Heroin withdrawal can last anywhere from a day for those who did not use heroin for long, to a week or a matter of months for long-time users. The first symptoms of withdrawal usually pop up within six to 12 hours, depending on how long the person has been using. Those with a longer relationship with the drug will not see withdrawal symptoms pop up until later because of how much heroin is built up in their body.  

Withdrawal symptoms typically peak at around 72 hours after the user’s last dose, and will gradually become less intense over the next few days. Some withdrawal symptoms may persist for much longer, and linger long after the person has become “clean.” This is why recovery is thought of as a lifelong process.  

The Heroin Detox Timeline Phase 1: Days 1-3

Withdrawal symptoms will begin within the first 24 hours of the person’s last dose, and will be uncomfortable, at minimum. In some cases, it can be extremely painful. Relapse is most likely during this period, as the symptoms may be too much for a person to deal with, leading them to take more heroin.

Symptoms of the first phase of withdrawal may include:

  • Headaches
  • Irritation
  • Muscle aches
  • Sweating
  • Nausea
  • Diarrhea
  • Insomnia
  • Anxiety
  • Loss of appetite
  • Panic attacks
  • Aggression

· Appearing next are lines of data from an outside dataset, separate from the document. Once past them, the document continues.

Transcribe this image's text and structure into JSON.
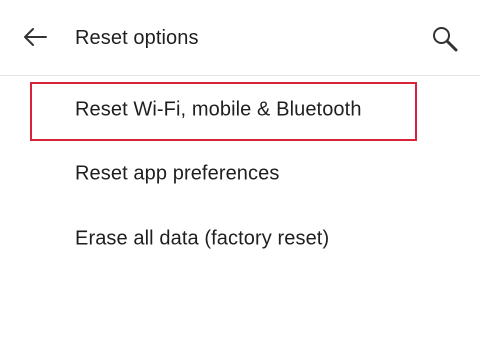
{
  "app_bar": {
    "title": "Reset options",
    "back_icon": "arrow-left-icon",
    "search_icon": "search-icon"
  },
  "options": [
    {
      "label": "Reset Wi-Fi, mobile & Bluetooth",
      "highlighted": true
    },
    {
      "label": "Reset app preferences",
      "highlighted": false
    },
    {
      "label": "Erase all data (factory reset)",
      "highlighted": false
    }
  ],
  "colors": {
    "text": "#1f1f1f",
    "divider": "#e4e4e4",
    "highlight": "#d8233d",
    "background": "#ffffff"
  }
}
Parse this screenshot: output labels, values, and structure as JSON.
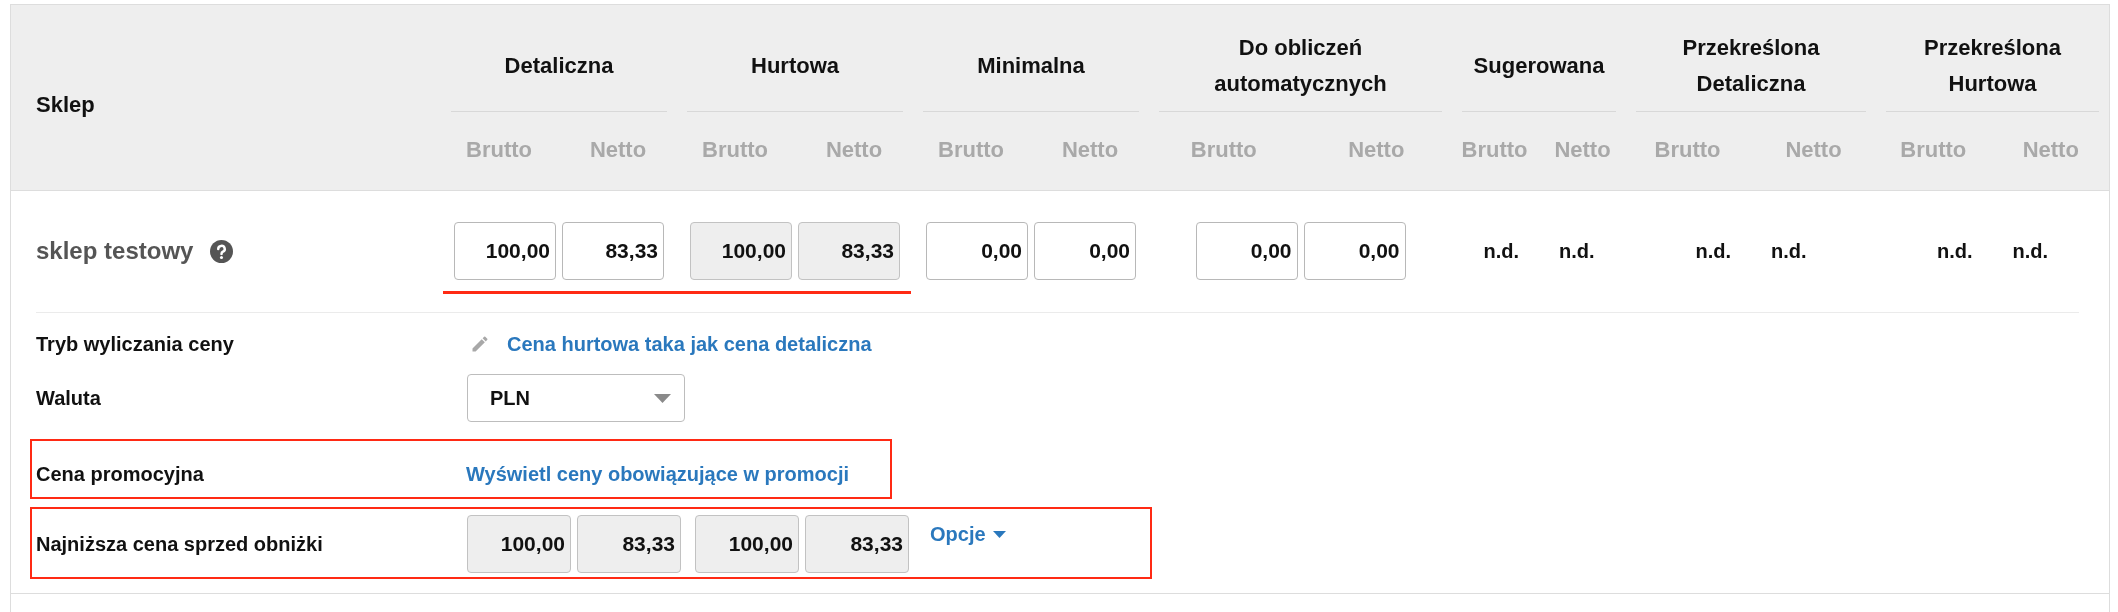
{
  "table": {
    "shop_column": "Sklep",
    "groups": [
      {
        "title": "Detaliczna",
        "subheaders": [
          "Brutto",
          "Netto"
        ]
      },
      {
        "title": "Hurtowa",
        "subheaders": [
          "Brutto",
          "Netto"
        ]
      },
      {
        "title": "Minimalna",
        "subheaders": [
          "Brutto",
          "Netto"
        ]
      },
      {
        "title": "Do obliczeń automatycznych",
        "subheaders": [
          "Brutto",
          "Netto"
        ]
      },
      {
        "title": "Sugerowana",
        "subheaders": [
          "Brutto",
          "Netto"
        ]
      },
      {
        "title": "Przekreślona Detaliczna",
        "subheaders": [
          "Brutto",
          "Netto"
        ]
      },
      {
        "title": "Przekreślona Hurtowa",
        "subheaders": [
          "Brutto",
          "Netto"
        ]
      }
    ],
    "rows": [
      {
        "shop": "sklep testowy",
        "cells": [
          {
            "kind": "inputs",
            "underlined": true,
            "values": [
              {
                "value": "100,00",
                "disabled": false
              },
              {
                "value": "83,33",
                "disabled": false
              }
            ]
          },
          {
            "kind": "inputs",
            "underlined": true,
            "values": [
              {
                "value": "100,00",
                "disabled": true
              },
              {
                "value": "83,33",
                "disabled": true
              }
            ]
          },
          {
            "kind": "inputs",
            "underlined": false,
            "values": [
              {
                "value": "0,00",
                "disabled": false
              },
              {
                "value": "0,00",
                "disabled": false
              }
            ]
          },
          {
            "kind": "inputs",
            "underlined": false,
            "values": [
              {
                "value": "0,00",
                "disabled": false
              },
              {
                "value": "0,00",
                "disabled": false
              }
            ]
          },
          {
            "kind": "text",
            "underlined": false,
            "values": [
              "n.d.",
              "n.d."
            ]
          },
          {
            "kind": "text",
            "underlined": false,
            "values": [
              "n.d.",
              "n.d."
            ]
          },
          {
            "kind": "text",
            "underlined": false,
            "values": [
              "n.d.",
              "n.d."
            ]
          }
        ]
      }
    ]
  },
  "details": [
    {
      "kind": "edit_link",
      "label": "Tryb wyliczania ceny",
      "link": "Cena hurtowa taka jak cena detaliczna",
      "highlighted": false
    },
    {
      "kind": "select",
      "label": "Waluta",
      "value": "PLN",
      "highlighted": false
    },
    {
      "kind": "link",
      "label": "Cena promocyjna",
      "link": "Wyświetl ceny obowiązujące w promocji",
      "highlighted": true
    },
    {
      "kind": "prices",
      "label": "Najniższa cena sprzed obniżki",
      "groups": [
        [
          {
            "value": "100,00",
            "disabled": true
          },
          {
            "value": "83,33",
            "disabled": true
          }
        ],
        [
          {
            "value": "100,00",
            "disabled": true
          },
          {
            "value": "83,33",
            "disabled": true
          }
        ]
      ],
      "menu": "Opcje",
      "highlighted": true
    }
  ]
}
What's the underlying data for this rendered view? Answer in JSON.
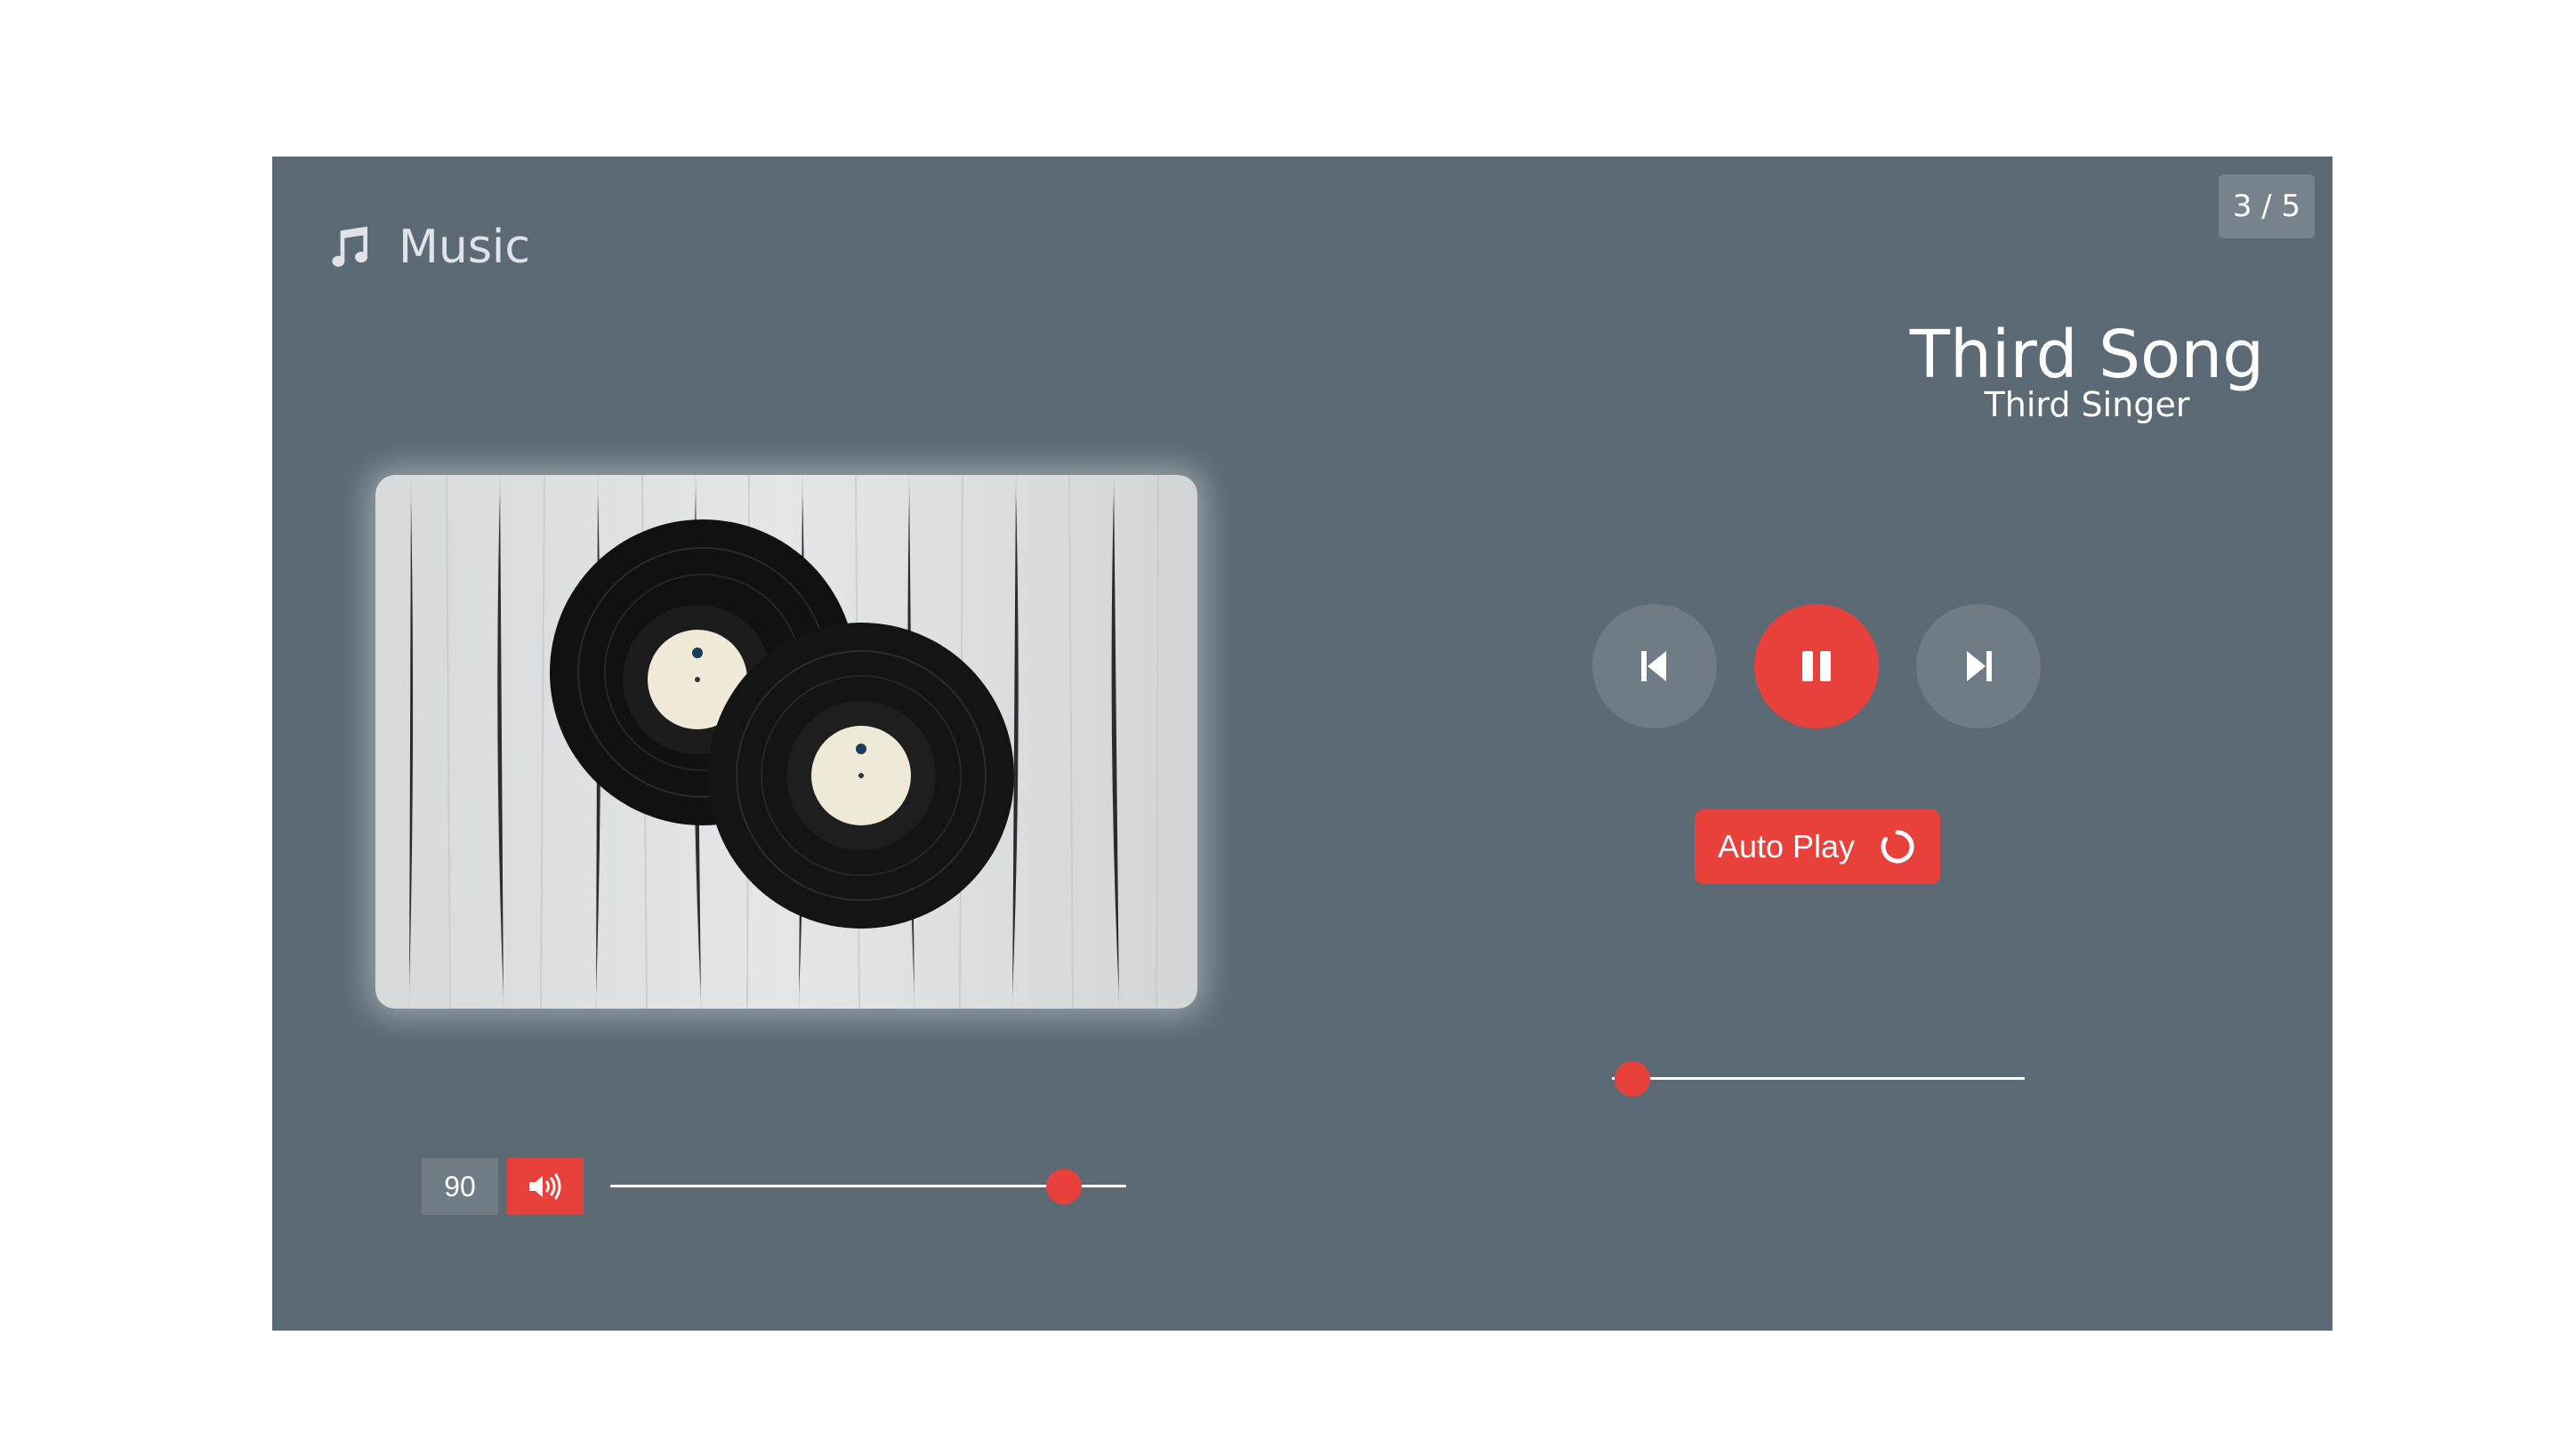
{
  "player": {
    "brand_label": "Music",
    "counter": "3 / 5",
    "track": {
      "title": "Third Song",
      "artist": "Third Singer",
      "progress_fraction": 0.05
    },
    "controls": {
      "prev_icon": "skip-back-icon",
      "play_icon": "pause-icon",
      "next_icon": "skip-forward-icon"
    },
    "autoplay": {
      "label": "Auto Play",
      "icon": "refresh-icon"
    },
    "volume": {
      "value": "90",
      "icon": "speaker-icon",
      "level_fraction": 0.88
    },
    "artwork_icon": "vinyl-records-image",
    "colors": {
      "background": "#5c6a75",
      "accent": "#e8413b",
      "muted_button": "#6f7c86"
    }
  }
}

Because the first few days are so intense, this is perhaps the most important period of the heroin detox timeline.

The Heroin Detox Timeline Phase 2: Days 3-5

Past day 3, the most intense symptoms should begin to subside, and the person will likely experience some further muscle aches, stomach cramps, shivering, and general fatigue. Eating a healthy diet and drinking lots of fluids during this time is crucial to help boost the immune system.

The Heroin Detox Timeline Phase 3: Days 5-7

During this period, the symptoms should lessen further, and subside completely after a week. However, for others, some symptoms may lessen. Regardless of whether or not withdrawal symptoms have completely disappeared, reaching the one-week mark does not mean that the person is cured and their recovery is over.

Most people should continue going to therapy for months, years, or even the rest of their life after their heroin addiction treatment concludes. This helps the person avoid relapse and deal with any symptoms that may persist. Because of heroin’s profound effect on the brain, some may even have lingering withdrawal symptoms for the rest of their life, known as post-acute withdrawal symptoms (PAWS).

Detoxing From Heroin In A Rehab Facility

As we’ve mentioned, detoxing from heroin is safest in a professional rehab facility. This is the best option for a heroin addict’s physical and mental health, allowing them to recover from their addiction in a controlled environment. Medical professionals at rehab facilities are trained to treat intense withdrawal symptoms to make the process as comfortable as possible.

They will also help the person taper off of the drug rather than quitting cold turkey. This will involve taking some medication, typically another opioid, and safely reducing the dosage until it is safe to stop completely. In this way, the user can avoid the most severe symptoms of withdrawal and will have less risk of relapse.

After the initial treatment is complete, patients can transition to outpatient treatment, therapy, meetings, and other options, but it will be a lifelong process. A healthy diet should also be continued.

Summary

A heroin addiction is among one of the most difficult to detox from because of its intense long-term effects on the brain and difficult withdrawal symptoms. The detox timeline from heroin will vary, but generally lasts at least a week, depending on the person’s relationship with the drug.

If you or someone you know needs help to quit a heroin addiction, Apex Recovery treatment center can help you start the road toward healing.